◆ EXERCISE AIM
Retype the records word for word. Skip every image.

Collection entries:
• • •

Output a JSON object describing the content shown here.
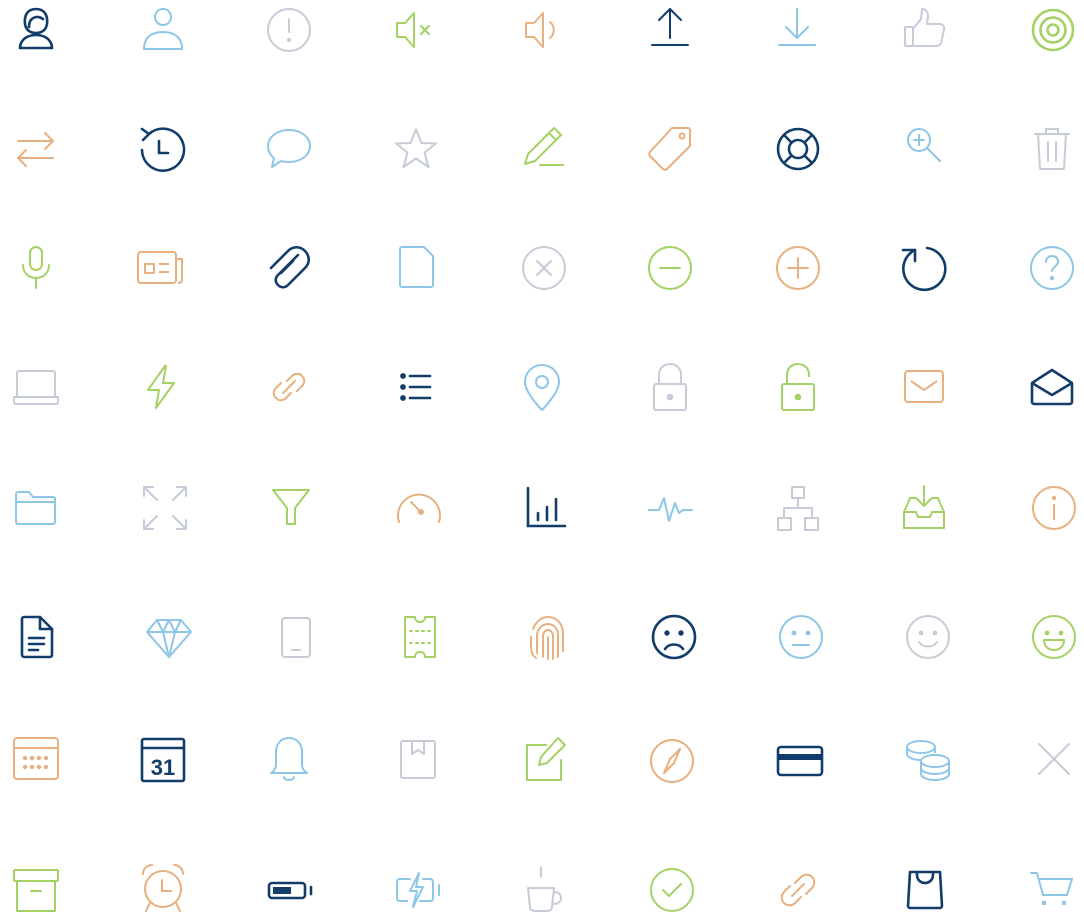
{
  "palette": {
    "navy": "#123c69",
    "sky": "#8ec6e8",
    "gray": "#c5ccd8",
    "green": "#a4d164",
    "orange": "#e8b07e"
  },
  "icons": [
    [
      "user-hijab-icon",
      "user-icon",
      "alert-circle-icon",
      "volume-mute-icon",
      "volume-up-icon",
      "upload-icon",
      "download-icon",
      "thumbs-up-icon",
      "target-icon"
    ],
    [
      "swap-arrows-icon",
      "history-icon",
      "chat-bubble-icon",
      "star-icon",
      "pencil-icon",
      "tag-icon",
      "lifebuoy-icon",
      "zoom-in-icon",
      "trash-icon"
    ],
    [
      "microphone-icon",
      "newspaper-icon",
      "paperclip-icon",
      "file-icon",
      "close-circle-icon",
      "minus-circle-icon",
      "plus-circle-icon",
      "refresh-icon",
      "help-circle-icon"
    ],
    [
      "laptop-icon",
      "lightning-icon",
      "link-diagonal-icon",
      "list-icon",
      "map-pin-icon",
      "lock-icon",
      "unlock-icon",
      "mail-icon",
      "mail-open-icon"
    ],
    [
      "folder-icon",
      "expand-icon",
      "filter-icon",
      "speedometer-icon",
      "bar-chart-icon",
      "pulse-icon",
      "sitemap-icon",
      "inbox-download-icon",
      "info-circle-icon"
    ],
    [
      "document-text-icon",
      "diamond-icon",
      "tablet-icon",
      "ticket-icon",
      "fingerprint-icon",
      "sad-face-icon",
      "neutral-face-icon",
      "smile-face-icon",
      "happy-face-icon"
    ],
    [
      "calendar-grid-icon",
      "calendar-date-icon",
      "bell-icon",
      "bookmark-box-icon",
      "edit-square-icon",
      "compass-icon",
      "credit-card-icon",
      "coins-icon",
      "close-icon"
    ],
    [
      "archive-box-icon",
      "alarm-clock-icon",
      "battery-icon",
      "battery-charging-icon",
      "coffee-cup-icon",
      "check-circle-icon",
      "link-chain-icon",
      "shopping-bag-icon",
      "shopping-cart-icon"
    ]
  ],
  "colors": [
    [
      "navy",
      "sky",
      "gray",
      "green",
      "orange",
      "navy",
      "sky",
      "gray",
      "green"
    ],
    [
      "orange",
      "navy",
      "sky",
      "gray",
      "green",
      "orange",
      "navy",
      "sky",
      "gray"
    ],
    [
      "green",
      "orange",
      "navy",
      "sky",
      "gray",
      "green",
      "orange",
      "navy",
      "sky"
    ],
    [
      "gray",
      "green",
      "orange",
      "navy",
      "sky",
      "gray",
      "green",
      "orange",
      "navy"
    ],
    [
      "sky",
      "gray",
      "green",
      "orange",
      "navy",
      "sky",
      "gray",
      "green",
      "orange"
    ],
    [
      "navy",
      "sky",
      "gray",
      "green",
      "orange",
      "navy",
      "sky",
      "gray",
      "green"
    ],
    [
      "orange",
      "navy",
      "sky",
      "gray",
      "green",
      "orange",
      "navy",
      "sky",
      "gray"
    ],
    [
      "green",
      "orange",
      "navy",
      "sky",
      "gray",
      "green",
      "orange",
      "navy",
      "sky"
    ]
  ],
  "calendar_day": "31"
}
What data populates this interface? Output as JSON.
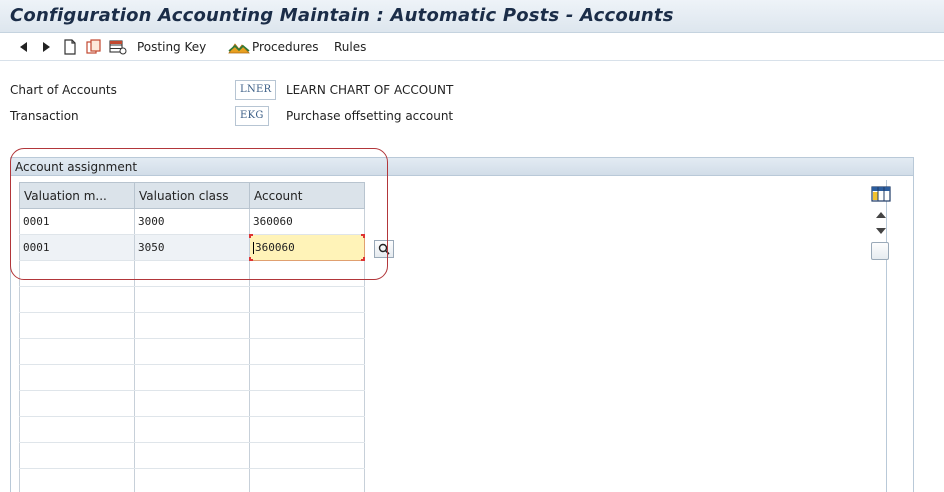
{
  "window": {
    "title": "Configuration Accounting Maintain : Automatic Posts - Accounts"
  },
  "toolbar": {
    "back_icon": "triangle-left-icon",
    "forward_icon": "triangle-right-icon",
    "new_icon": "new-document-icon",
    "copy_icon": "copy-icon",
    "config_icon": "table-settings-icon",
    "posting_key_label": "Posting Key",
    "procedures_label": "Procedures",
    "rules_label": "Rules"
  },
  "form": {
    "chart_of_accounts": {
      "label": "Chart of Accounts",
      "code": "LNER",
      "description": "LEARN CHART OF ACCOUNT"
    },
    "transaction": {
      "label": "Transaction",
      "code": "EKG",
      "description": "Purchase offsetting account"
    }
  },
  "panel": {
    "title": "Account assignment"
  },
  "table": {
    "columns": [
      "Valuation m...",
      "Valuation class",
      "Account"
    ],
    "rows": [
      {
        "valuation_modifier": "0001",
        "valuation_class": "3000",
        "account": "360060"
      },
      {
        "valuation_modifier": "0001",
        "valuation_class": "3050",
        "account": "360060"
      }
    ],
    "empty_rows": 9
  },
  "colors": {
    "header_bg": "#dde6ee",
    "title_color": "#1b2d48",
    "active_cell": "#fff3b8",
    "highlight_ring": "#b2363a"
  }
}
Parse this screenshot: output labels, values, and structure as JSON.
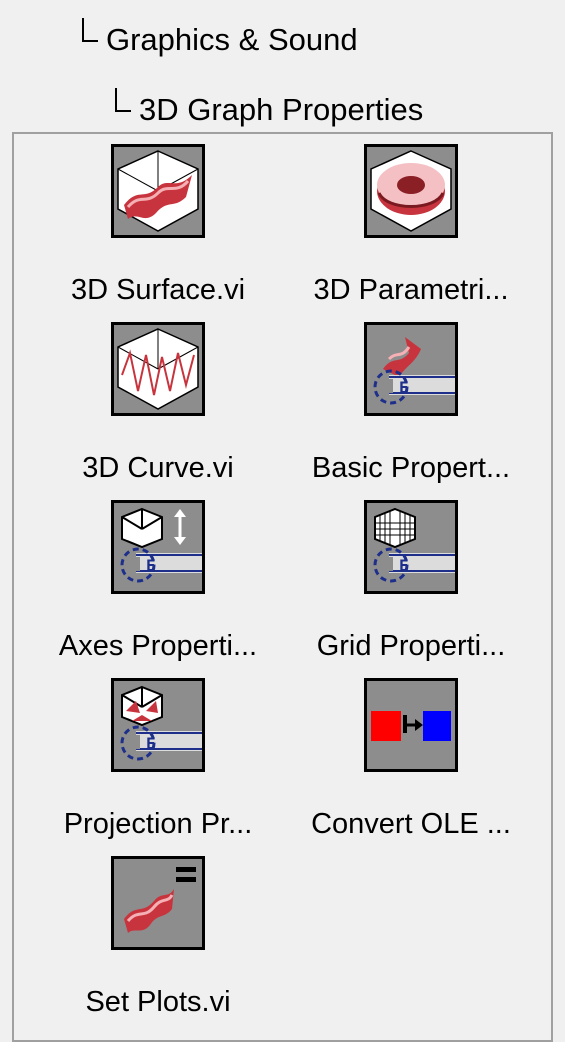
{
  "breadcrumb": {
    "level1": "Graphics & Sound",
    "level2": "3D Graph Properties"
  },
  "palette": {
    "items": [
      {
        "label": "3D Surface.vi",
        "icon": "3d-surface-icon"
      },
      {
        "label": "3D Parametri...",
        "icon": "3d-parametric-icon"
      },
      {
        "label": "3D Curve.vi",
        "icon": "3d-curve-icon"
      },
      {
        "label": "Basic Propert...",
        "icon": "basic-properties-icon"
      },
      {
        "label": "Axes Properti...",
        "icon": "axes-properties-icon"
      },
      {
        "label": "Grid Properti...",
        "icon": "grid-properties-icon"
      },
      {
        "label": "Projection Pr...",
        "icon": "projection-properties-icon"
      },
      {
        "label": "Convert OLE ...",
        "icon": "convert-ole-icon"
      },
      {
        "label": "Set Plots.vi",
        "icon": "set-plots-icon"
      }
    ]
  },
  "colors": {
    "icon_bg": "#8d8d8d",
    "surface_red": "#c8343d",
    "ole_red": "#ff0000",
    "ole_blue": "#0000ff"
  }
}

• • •

◆ RESULT OF THIS TASK
Output a JSON object describing the content shown here.
{
  "palette": {
    "navy": "#123c69",
    "sky": "#8ec6e8",
    "gray": "#c5ccd8",
    "green": "#a4d164",
    "orange": "#e8b07e"
  },
  "icons": [
    [
      "user-hijab-icon",
      "user-icon",
      "alert-circle-icon",
      "volume-mute-icon",
      "volume-up-icon",
      "upload-icon",
      "download-icon",
      "thumbs-up-icon",
      "target-icon"
    ],
    [
      "swap-arrows-icon",
      "history-icon",
      "chat-bubble-icon",
      "star-icon",
      "pencil-icon",
      "tag-icon",
      "lifebuoy-icon",
      "zoom-in-icon",
      "trash-icon"
    ],
    [
      "microphone-icon",
      "newspaper-icon",
      "paperclip-icon",
      "file-icon",
      "close-circle-icon",
      "minus-circle-icon",
      "plus-circle-icon",
      "refresh-icon",
      "help-circle-icon"
    ],
    [
      "laptop-icon",
      "lightning-icon",
      "link-diagonal-icon",
      "list-icon",
      "map-pin-icon",
      "lock-icon",
      "unlock-icon",
      "mail-icon",
      "mail-open-icon"
    ],
    [
      "folder-icon",
      "expand-icon",
      "filter-icon",
      "speedometer-icon",
      "bar-chart-icon",
      "pulse-icon",
      "sitemap-icon",
      "inbox-download-icon",
      "info-circle-icon"
    ],
    [
      "document-text-icon",
      "diamond-icon",
      "tablet-icon",
      "ticket-icon",
      "fingerprint-icon",
      "sad-face-icon",
      "neutral-face-icon",
      "smile-face-icon",
      "happy-face-icon"
    ],
    [
      "calendar-grid-icon",
      "calendar-date-icon",
      "bell-icon",
      "bookmark-box-icon",
      "edit-square-icon",
      "compass-icon",
      "credit-card-icon",
      "coins-icon",
      "close-icon"
    ],
    [
      "archive-box-icon",
      "alarm-clock-icon",
      "battery-icon",
      "battery-charging-icon",
      "coffee-cup-icon",
      "check-circle-icon",
      "link-chain-icon",
      "shopping-bag-icon",
      "shopping-cart-icon"
    ]
  ],
  "colors": [
    [
      "navy",
      "sky",
      "gray",
      "green",
      "orange",
      "navy",
      "sky",
      "gray",
      "green"
    ],
    [
      "orange",
      "navy",
      "sky",
      "gray",
      "green",
      "orange",
      "navy",
      "sky",
      "gray"
    ],
    [
      "green",
      "orange",
      "navy",
      "sky",
      "gray",
      "green",
      "orange",
      "navy",
      "sky"
    ],
    [
      "gray",
      "green",
      "orange",
      "navy",
      "sky",
      "gray",
      "green",
      "orange",
      "navy"
    ],
    [
      "sky",
      "gray",
      "green",
      "orange",
      "navy",
      "sky",
      "gray",
      "green",
      "orange"
    ],
    [
      "navy",
      "sky",
      "gray",
      "green",
      "orange",
      "navy",
      "sky",
      "gray",
      "green"
    ],
    [
      "orange",
      "navy",
      "sky",
      "gray",
      "green",
      "orange",
      "navy",
      "sky",
      "gray"
    ],
    [
      "green",
      "orange",
      "navy",
      "sky",
      "gray",
      "green",
      "orange",
      "navy",
      "sky"
    ]
  ],
  "calendar_day": "31"
}
What data populates this interface? Output as JSON.
{
  "window": {
    "title": "Configuration Accounting Maintain : Automatic Posts - Accounts"
  },
  "toolbar": {
    "back_icon": "triangle-left-icon",
    "forward_icon": "triangle-right-icon",
    "new_icon": "new-document-icon",
    "copy_icon": "copy-icon",
    "config_icon": "table-settings-icon",
    "posting_key_label": "Posting Key",
    "procedures_label": "Procedures",
    "rules_label": "Rules"
  },
  "form": {
    "chart_of_accounts": {
      "label": "Chart of Accounts",
      "code": "LNER",
      "description": "LEARN CHART OF ACCOUNT"
    },
    "transaction": {
      "label": "Transaction",
      "code": "EKG",
      "description": "Purchase offsetting account"
    }
  },
  "panel": {
    "title": "Account assignment"
  },
  "table": {
    "columns": [
      "Valuation m...",
      "Valuation class",
      "Account"
    ],
    "rows": [
      {
        "valuation_modifier": "0001",
        "valuation_class": "3000",
        "account": "360060"
      },
      {
        "valuation_modifier": "0001",
        "valuation_class": "3050",
        "account": "360060"
      }
    ],
    "empty_rows": 9
  },
  "colors": {
    "header_bg": "#dde6ee",
    "title_color": "#1b2d48",
    "active_cell": "#fff3b8",
    "highlight_ring": "#b2363a"
  }
}
Parse this screenshot: output labels, values, and structure as JSON.
{
  "breadcrumb": {
    "level1": "Graphics & Sound",
    "level2": "3D Graph Properties"
  },
  "palette": {
    "items": [
      {
        "label": "3D Surface.vi",
        "icon": "3d-surface-icon"
      },
      {
        "label": "3D Parametri...",
        "icon": "3d-parametric-icon"
      },
      {
        "label": "3D Curve.vi",
        "icon": "3d-curve-icon"
      },
      {
        "label": "Basic Propert...",
        "icon": "basic-properties-icon"
      },
      {
        "label": "Axes Properti...",
        "icon": "axes-properties-icon"
      },
      {
        "label": "Grid Properti...",
        "icon": "grid-properties-icon"
      },
      {
        "label": "Projection Pr...",
        "icon": "projection-properties-icon"
      },
      {
        "label": "Convert OLE ...",
        "icon": "convert-ole-icon"
      },
      {
        "label": "Set Plots.vi",
        "icon": "set-plots-icon"
      }
    ]
  },
  "colors": {
    "icon_bg": "#8d8d8d",
    "surface_red": "#c8343d",
    "ole_red": "#ff0000",
    "ole_blue": "#0000ff"
  }
}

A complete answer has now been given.